Friday, February 25, 2011

Leijonhuvud on adaptive systems, volatility and endogenous behavioral time horizons (fg)

A. Leijonhuvud gives a further insight on the state of macro research. Starting from the critique on rational expectations, he emphasizes the importance of agents adapting to an open system where agents must refine and adapt to events whose probability had not been estimated correctly. Intertemporal optimization cannot be the true representation of behavior, but it represents an approximation. In volatile times, however, agents are forced to react to current events. Volatility shortens time hoirzons in which short-sighted adaptive behavior generates non-linear dynamics with positive feedback.

Furthermore, Leijonhuvud distinguishes between three forms of feedback regions: region (1) with exclusive negative feedback dynamics and equilibrim outcomes, region (2) with tightly bounded positive feedback loops and business cycle fluctuations, for instance generated by the multiplier concept or the financial accelerator; and region (3) with dangerous instabilites and high positive feedback loops (Fisherian debt-deflation). Region 3 ist reached when budget constraints are violated; whereas the transformation from region (2) to region (3) is caused by leverage and financial budget constraint violations.
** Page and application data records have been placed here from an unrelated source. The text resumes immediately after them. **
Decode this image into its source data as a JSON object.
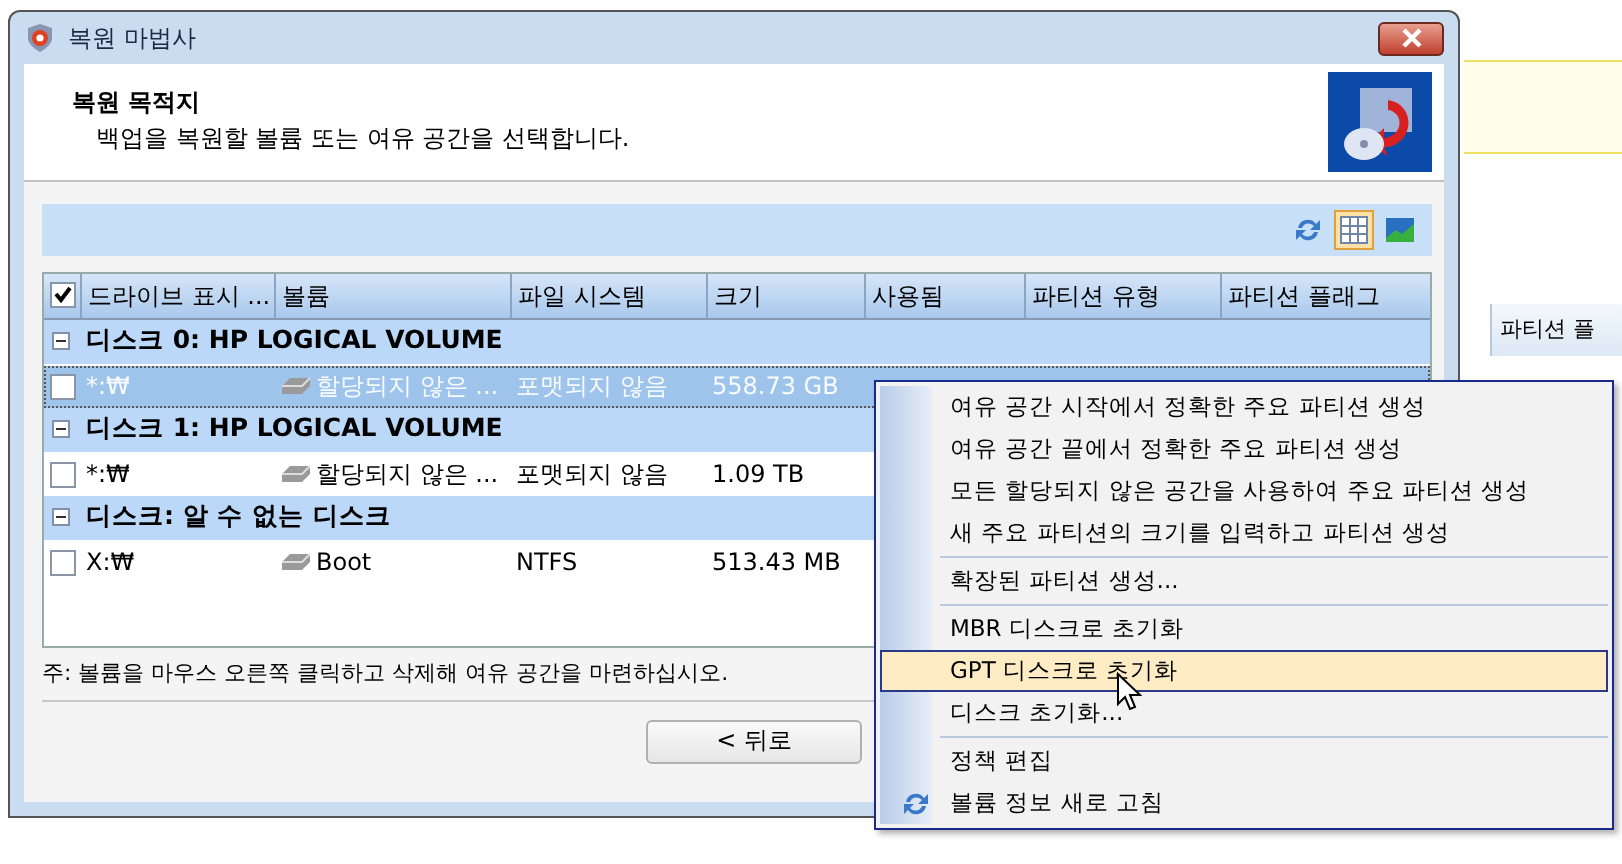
{
  "window": {
    "title": "복원 마법사"
  },
  "header": {
    "title": "복원 목적지",
    "subtitle": "백업을 복원할 볼륨 또는 여유 공간을 선택합니다."
  },
  "toolbar": {
    "buttons": [
      {
        "kind": "refresh",
        "selected": false
      },
      {
        "kind": "grid",
        "selected": true
      },
      {
        "kind": "chart",
        "selected": false
      }
    ]
  },
  "table": {
    "all_checked": true,
    "columns": [
      "드라이브 표시 ...",
      "볼륨",
      "파일 시스템",
      "크기",
      "사용됨",
      "파티션 유형",
      "파티션 플래그"
    ],
    "groups": [
      {
        "title": "디스크 0: HP LOGICAL VOLUME",
        "expanded": true,
        "rows": [
          {
            "checked": false,
            "selected": true,
            "drive": "*:₩",
            "volume": "할당되지 않은 ...",
            "file_system": "포맷되지 않음",
            "size": "558.73 GB"
          }
        ]
      },
      {
        "title": "디스크 1: HP LOGICAL VOLUME",
        "expanded": true,
        "rows": [
          {
            "checked": false,
            "selected": false,
            "drive": "*:₩",
            "volume": "할당되지 않은 ...",
            "file_system": "포맷되지 않음",
            "size": "1.09 TB"
          }
        ]
      },
      {
        "title": "디스크: 알 수 없는 디스크",
        "expanded": true,
        "rows": [
          {
            "checked": false,
            "selected": false,
            "drive": "X:₩",
            "volume": "Boot",
            "file_system": "NTFS",
            "size": "513.43 MB"
          }
        ]
      }
    ]
  },
  "note": "주: 볼륨을 마우스 오른쪽 클릭하고 삭제해 여유 공간을 마련하십시오.",
  "buttons": [
    {
      "label": "< 뒤로"
    }
  ],
  "background": {
    "column_header": "파티션 플"
  },
  "context_menu": {
    "groups": [
      [
        {
          "label": "여유 공간 시작에서 정확한 주요 파티션 생성",
          "kind": "plain",
          "selected": false
        },
        {
          "label": "여유 공간 끝에서 정확한 주요 파티션 생성",
          "kind": "plain",
          "selected": false
        },
        {
          "label": "모든 할당되지 않은 공간을 사용하여 주요 파티션 생성",
          "kind": "plain",
          "selected": false
        },
        {
          "label": "새 주요 파티션의 크기를 입력하고 파티션 생성",
          "kind": "plain",
          "selected": false
        }
      ],
      [
        {
          "label": "확장된 파티션 생성...",
          "kind": "plain",
          "selected": false
        }
      ],
      [
        {
          "label": "MBR 디스크로 초기화",
          "kind": "plain",
          "selected": false
        },
        {
          "label": "GPT 디스크로 초기화",
          "kind": "plain",
          "selected": true
        },
        {
          "label": "디스크 초기화...",
          "kind": "plain",
          "selected": false
        }
      ],
      [
        {
          "label": "정책 편집",
          "kind": "plain",
          "selected": false
        },
        {
          "label": "볼륨 정보 새로 고침",
          "kind": "refresh",
          "selected": false
        }
      ]
    ]
  }
}
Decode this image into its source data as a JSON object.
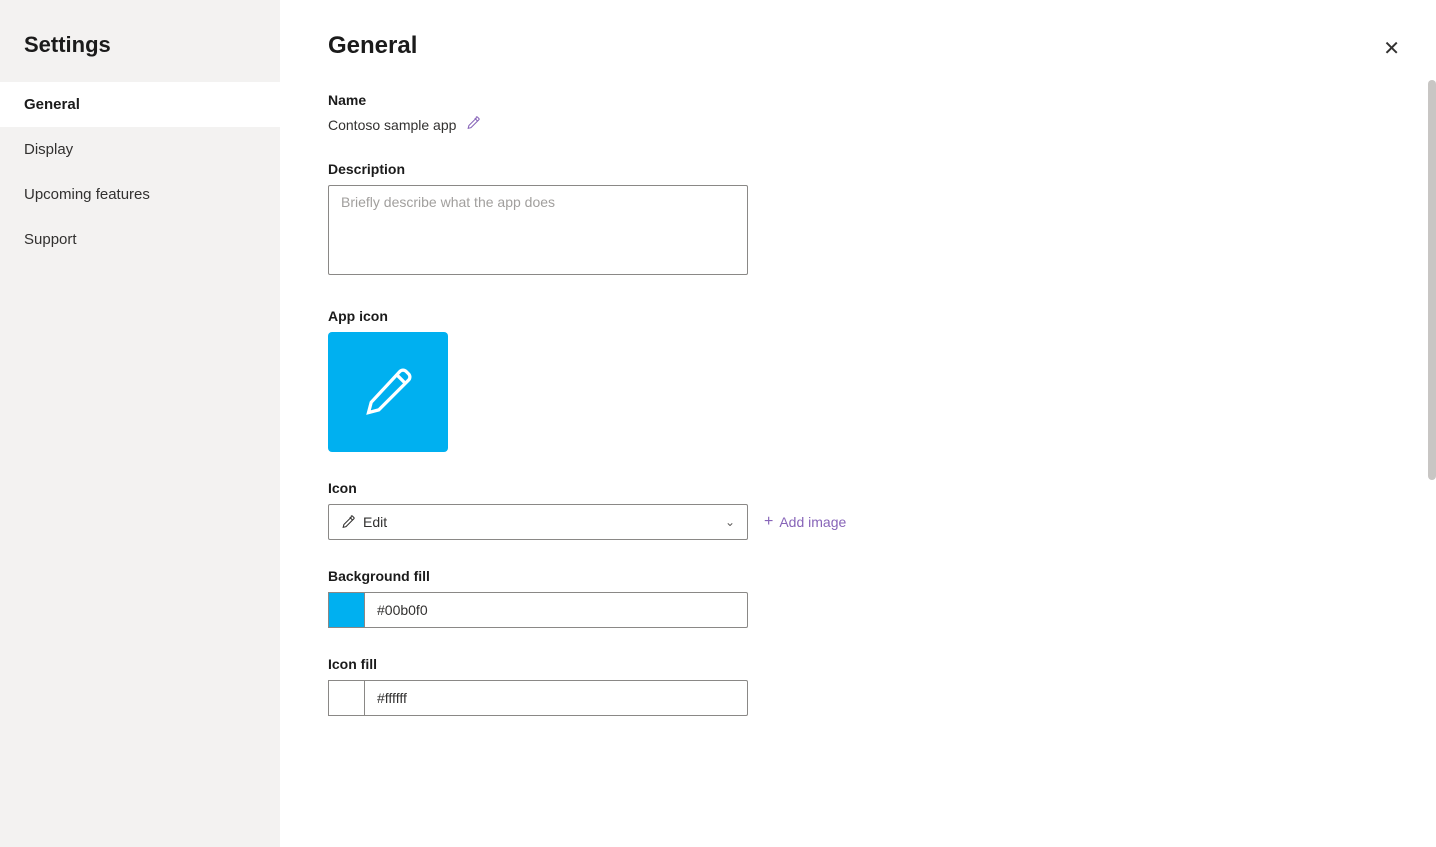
{
  "sidebar": {
    "title": "Settings",
    "items": [
      {
        "id": "general",
        "label": "General",
        "active": true
      },
      {
        "id": "display",
        "label": "Display",
        "active": false
      },
      {
        "id": "upcoming-features",
        "label": "Upcoming features",
        "active": false
      },
      {
        "id": "support",
        "label": "Support",
        "active": false
      }
    ]
  },
  "main": {
    "title": "General",
    "close_label": "✕",
    "sections": {
      "name": {
        "label": "Name",
        "value": "Contoso sample app"
      },
      "description": {
        "label": "Description",
        "placeholder": "Briefly describe what the app does"
      },
      "app_icon": {
        "label": "App icon",
        "background_color": "#00b0f0"
      },
      "icon": {
        "label": "Icon",
        "selected": "Edit",
        "add_image_label": "+ Add image"
      },
      "background_fill": {
        "label": "Background fill",
        "color": "#00b0f0",
        "value": "#00b0f0"
      },
      "icon_fill": {
        "label": "Icon fill",
        "color": "#ffffff",
        "value": "#ffffff"
      }
    }
  }
}
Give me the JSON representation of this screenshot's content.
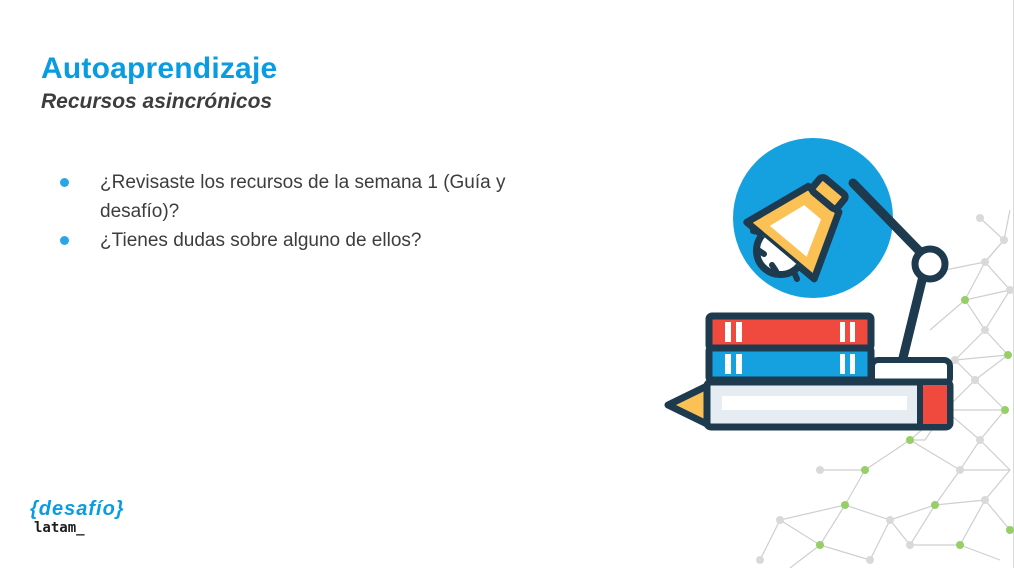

The slow build-up of leverage in the economy increases the connectivity of the network of debts and claims, and combined with underlying maturity mismatch, it makes the system more fragile.

His main conclusion:
  • The first is that we have to think of an economy as an “open system” in the ontological sense of Tony Lawson (this will require us to adapt out methods to the nature of an economy – to change how we do economics).
  • The second is that the economy is not globally stable but harbors instabilities